Grace birdied the 13th hole, Fowler bogeyed 12, and just like that he’d gone from five ahead to one behind in less than an hour.

It was all slipping away again.

With his mom and dad, Lynn and Rod, and maternal grandparents, Jeanie and Taka, watching again, this was going to be the day Rickie exorcised the demons of his crushing runner-up to Hideki Matsuyama in 2016. That day Fowler knocked his drive over the par-4 17th and into the water in regulation, and hooked a 3-wood into the water on the same hole in the playoff.

He’d choked back tears afterward, so badly had he wanted to win in front of his dad and grandpa.

He’d finished runner-up to Hunter Mahan in 2010, too. Last year Fowler had had a chance to win yet again but bogeyed three of the last four holes and finished T11.

All those close calls? All that craziness this time around? “To have it end the way it did today was unbelievable,” said Fowler’s father, Rod. “I think that made it even more special.”

Rickie Fowler with his Phoenix Open silverware
Rickie Fowler with his Phoenix Open silverware

This time, Fowler played to win instead of not to lose. He reached the green in two at the par-5 15th, his second shot from 239 yards clearing the hazard and leaving him with an easy two-putt birdie from 50 feet. He was tied with Grace, who was beginning to falter ahead of him.

Fowler saved par from just right of the 16th green. He drove the green on 17, the hole that had tormented him for years. Again, he needed only two putts for another birdie.

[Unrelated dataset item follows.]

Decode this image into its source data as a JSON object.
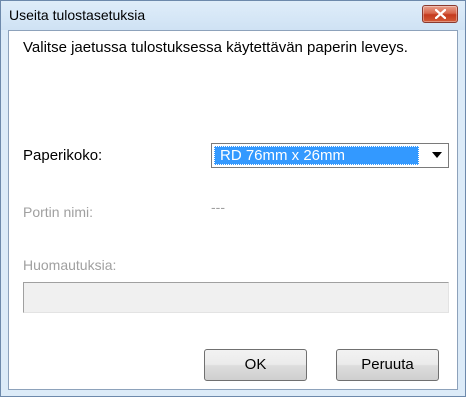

He was back to 17 under, two ahead of Grace, who’d bogeyed 17.

“To hit the shots that he did on those holes, after everything that had happened, was amazing,” said friend Aaron Baddeley, who lives five minutes from the course and had driven over with his wife and four of his five kids to see Fowler win. (Baddeley had done the same thing last year and in 2016, only to wind up giving condolences instead of congratulations.)

Friend Thomas said he believed Fowler’s win, under such harsh conditions and with bad breaks, will do more to steel him for future battles than had he coasted to victory.

“It was insane,” Thomas said of the events at the 11th hole.

The winner didn’t dispute that, or the fact that everything had turned out in the end. He flipped the winning ball to grandpa Taka, who caught it and beamed as grandma Jeanie captured the moment on her iPhone.

“Cheers,” Fowler said, raising a glass of Champagne as he met the media afterward. “I finally got it done.”